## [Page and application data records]
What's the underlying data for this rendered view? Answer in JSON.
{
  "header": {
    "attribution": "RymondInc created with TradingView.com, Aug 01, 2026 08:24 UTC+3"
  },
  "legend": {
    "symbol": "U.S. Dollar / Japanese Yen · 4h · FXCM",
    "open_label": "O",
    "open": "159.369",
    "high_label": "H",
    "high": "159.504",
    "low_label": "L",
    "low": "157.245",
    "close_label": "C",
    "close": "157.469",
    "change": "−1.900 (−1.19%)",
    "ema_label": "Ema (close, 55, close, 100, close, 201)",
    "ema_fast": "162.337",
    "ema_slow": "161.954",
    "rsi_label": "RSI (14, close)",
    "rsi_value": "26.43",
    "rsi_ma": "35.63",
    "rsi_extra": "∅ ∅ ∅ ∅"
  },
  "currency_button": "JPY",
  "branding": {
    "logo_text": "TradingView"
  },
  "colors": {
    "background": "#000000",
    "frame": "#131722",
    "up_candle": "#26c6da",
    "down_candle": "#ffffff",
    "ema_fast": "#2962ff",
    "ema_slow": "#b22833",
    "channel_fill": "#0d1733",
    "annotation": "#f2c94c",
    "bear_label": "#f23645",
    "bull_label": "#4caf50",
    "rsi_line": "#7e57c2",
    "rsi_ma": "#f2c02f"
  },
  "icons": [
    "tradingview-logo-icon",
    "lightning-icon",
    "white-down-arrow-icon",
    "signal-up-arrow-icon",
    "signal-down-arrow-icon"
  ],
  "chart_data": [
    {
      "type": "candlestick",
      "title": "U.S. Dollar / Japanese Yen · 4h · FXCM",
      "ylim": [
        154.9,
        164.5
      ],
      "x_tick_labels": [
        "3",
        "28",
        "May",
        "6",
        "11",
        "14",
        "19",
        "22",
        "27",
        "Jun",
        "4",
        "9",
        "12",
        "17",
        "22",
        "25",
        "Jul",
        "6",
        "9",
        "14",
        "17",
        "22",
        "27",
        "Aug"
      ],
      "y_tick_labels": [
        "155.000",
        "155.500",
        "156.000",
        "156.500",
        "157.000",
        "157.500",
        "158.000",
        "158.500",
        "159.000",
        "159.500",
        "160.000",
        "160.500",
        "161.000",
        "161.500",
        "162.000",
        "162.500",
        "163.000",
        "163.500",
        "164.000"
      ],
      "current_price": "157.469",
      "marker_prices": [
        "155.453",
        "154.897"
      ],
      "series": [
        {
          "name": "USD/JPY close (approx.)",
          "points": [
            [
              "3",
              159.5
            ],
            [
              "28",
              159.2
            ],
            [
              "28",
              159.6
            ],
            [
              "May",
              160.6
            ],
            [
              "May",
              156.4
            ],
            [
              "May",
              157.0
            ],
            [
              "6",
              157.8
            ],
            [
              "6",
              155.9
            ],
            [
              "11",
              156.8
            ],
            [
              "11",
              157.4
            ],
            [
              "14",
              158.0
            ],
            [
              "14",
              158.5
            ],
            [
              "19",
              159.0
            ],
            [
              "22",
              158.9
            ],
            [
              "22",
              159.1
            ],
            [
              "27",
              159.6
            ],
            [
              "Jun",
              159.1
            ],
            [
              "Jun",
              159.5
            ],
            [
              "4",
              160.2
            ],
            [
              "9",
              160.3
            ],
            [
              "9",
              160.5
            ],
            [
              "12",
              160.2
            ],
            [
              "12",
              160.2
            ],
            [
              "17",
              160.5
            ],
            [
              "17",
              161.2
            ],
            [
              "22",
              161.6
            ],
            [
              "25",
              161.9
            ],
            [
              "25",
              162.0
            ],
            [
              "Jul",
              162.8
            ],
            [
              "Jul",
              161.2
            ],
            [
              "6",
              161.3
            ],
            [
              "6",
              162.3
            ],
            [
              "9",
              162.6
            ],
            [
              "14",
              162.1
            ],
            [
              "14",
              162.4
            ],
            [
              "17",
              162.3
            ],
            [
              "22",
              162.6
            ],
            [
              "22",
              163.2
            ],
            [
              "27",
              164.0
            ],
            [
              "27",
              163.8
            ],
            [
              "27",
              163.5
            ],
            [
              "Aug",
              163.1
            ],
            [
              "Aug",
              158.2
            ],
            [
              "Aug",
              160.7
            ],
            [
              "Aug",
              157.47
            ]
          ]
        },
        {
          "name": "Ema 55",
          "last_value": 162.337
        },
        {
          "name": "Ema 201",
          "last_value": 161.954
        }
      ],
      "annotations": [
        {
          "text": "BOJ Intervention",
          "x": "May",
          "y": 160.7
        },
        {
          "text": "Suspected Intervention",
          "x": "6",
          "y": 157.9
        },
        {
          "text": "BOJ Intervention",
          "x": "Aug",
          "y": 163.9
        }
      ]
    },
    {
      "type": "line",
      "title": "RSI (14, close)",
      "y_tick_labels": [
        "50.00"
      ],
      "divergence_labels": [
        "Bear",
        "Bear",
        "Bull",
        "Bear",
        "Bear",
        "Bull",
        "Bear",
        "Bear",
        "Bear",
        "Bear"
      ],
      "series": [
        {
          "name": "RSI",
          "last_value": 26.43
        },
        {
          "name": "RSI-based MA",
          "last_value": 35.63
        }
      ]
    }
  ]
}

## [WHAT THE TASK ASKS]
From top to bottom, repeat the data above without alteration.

## [EXERCISE RESPONSE]
What's the underlying data for this rendered view? Answer in JSON.
{
  "header": {
    "attribution": "RymondInc created with TradingView.com, Aug 01, 2026 08:24 UTC+3"
  },
  "legend": {
    "symbol": "U.S. Dollar / Japanese Yen · 4h · FXCM",
    "open_label": "O",
    "open": "159.369",
    "high_label": "H",
    "high": "159.504",
    "low_label": "L",
    "low": "157.245",
    "close_label": "C",
    "close": "157.469",
    "change": "−1.900 (−1.19%)",
    "ema_label": "Ema (close, 55, close, 100, close, 201)",
    "ema_fast": "162.337",
    "ema_slow": "161.954",
    "rsi_label": "RSI (14, close)",
    "rsi_value": "26.43",
    "rsi_ma": "35.63",
    "rsi_extra": "∅ ∅ ∅ ∅"
  },
  "currency_button": "JPY",
  "branding": {
    "logo_text": "TradingView"
  },
  "colors": {
    "background": "#000000",
    "frame": "#131722",
    "up_candle": "#26c6da",
    "down_candle": "#ffffff",
    "ema_fast": "#2962ff",
    "ema_slow": "#b22833",
    "channel_fill": "#0d1733",
    "annotation": "#f2c94c",
    "bear_label": "#f23645",
    "bull_label": "#4caf50",
    "rsi_line": "#7e57c2",
    "rsi_ma": "#f2c02f"
  },
  "icons": [
    "tradingview-logo-icon",
    "lightning-icon",
    "white-down-arrow-icon",
    "signal-up-arrow-icon",
    "signal-down-arrow-icon"
  ],
  "chart_data": [
    {
      "type": "candlestick",
      "title": "U.S. Dollar / Japanese Yen · 4h · FXCM",
      "ylim": [
        154.9,
        164.5
      ],
      "x_tick_labels": [
        "3",
        "28",
        "May",
        "6",
        "11",
        "14",
        "19",
        "22",
        "27",
        "Jun",
        "4",
        "9",
        "12",
        "17",
        "22",
        "25",
        "Jul",
        "6",
        "9",
        "14",
        "17",
        "22",
        "27",
        "Aug"
      ],
      "y_tick_labels": [
        "155.000",
        "155.500",
        "156.000",
        "156.500",
        "157.000",
        "157.500",
        "158.000",
        "158.500",
        "159.000",
        "159.500",
        "160.000",
        "160.500",
        "161.000",
        "161.500",
        "162.000",
        "162.500",
        "163.000",
        "163.500",
        "164.000"
      ],
      "current_price": "157.469",
      "marker_prices": [
        "155.453",
        "154.897"
      ],
      "series": [
        {
          "name": "USD/JPY close (approx.)",
          "points": [
            [
              "3",
              159.5
            ],
            [
              "28",
              159.2
            ],
            [
              "28",
              159.6
            ],
            [
              "May",
              160.6
            ],
            [
              "May",
              156.4
            ],
            [
              "May",
              157.0
            ],
            [
              "6",
              157.8
            ],
            [
              "6",
              155.9
            ],
            [
              "11",
              156.8
            ],
            [
              "11",
              157.4
            ],
            [
              "14",
              158.0
            ],
            [
              "14",
              158.5
            ],
            [
              "19",
              159.0
            ],
            [
              "22",
              158.9
            ],
            [
              "22",
              159.1
            ],
            [
              "27",
              159.6
            ],
            [
              "Jun",
              159.1
            ],
            [
              "Jun",
              159.5
            ],
            [
              "4",
              160.2
            ],
            [
              "9",
              160.3
            ],
            [
              "9",
              160.5
            ],
            [
              "12",
              160.2
            ],
            [
              "12",
              160.2
            ],
            [
              "17",
              160.5
            ],
            [
              "17",
              161.2
            ],
            [
              "22",
              161.6
            ],
            [
              "25",
              161.9
            ],
            [
              "25",
              162.0
            ],
            [
              "Jul",
              162.8
            ],
            [
              "Jul",
              161.2
            ],
            [
              "6",
              161.3
            ],
            [
              "6",
              162.3
            ],
            [
              "9",
              162.6
            ],
            [
              "14",
              162.1
            ],
            [
              "14",
              162.4
            ],
            [
              "17",
              162.3
            ],
            [
              "22",
              162.6
            ],
            [
              "22",
              163.2
            ],
            [
              "27",
              164.0
            ],
            [
              "27",
              163.8
            ],
            [
              "27",
              163.5
            ],
            [
              "Aug",
              163.1
            ],
            [
              "Aug",
              158.2
            ],
            [
              "Aug",
              160.7
            ],
            [
              "Aug",
              157.47
            ]
          ]
        },
        {
          "name": "Ema 55",
          "last_value": 162.337
        },
        {
          "name": "Ema 201",
          "last_value": 161.954
        }
      ],
      "annotations": [
        {
          "text": "BOJ Intervention",
          "x": "May",
          "y": 160.7
        },
        {
          "text": "Suspected Intervention",
          "x": "6",
          "y": 157.9
        },
        {
          "text": "BOJ Intervention",
          "x": "Aug",
          "y": 163.9
        }
      ]
    },
    {
      "type": "line",
      "title": "RSI (14, close)",
      "y_tick_labels": [
        "50.00"
      ],
      "divergence_labels": [
        "Bear",
        "Bear",
        "Bull",
        "Bear",
        "Bear",
        "Bull",
        "Bear",
        "Bear",
        "Bear",
        "Bear"
      ],
      "series": [
        {
          "name": "RSI",
          "last_value": 26.43
        },
        {
          "name": "RSI-based MA",
          "last_value": 35.63
        }
      ]
    }
  ]
}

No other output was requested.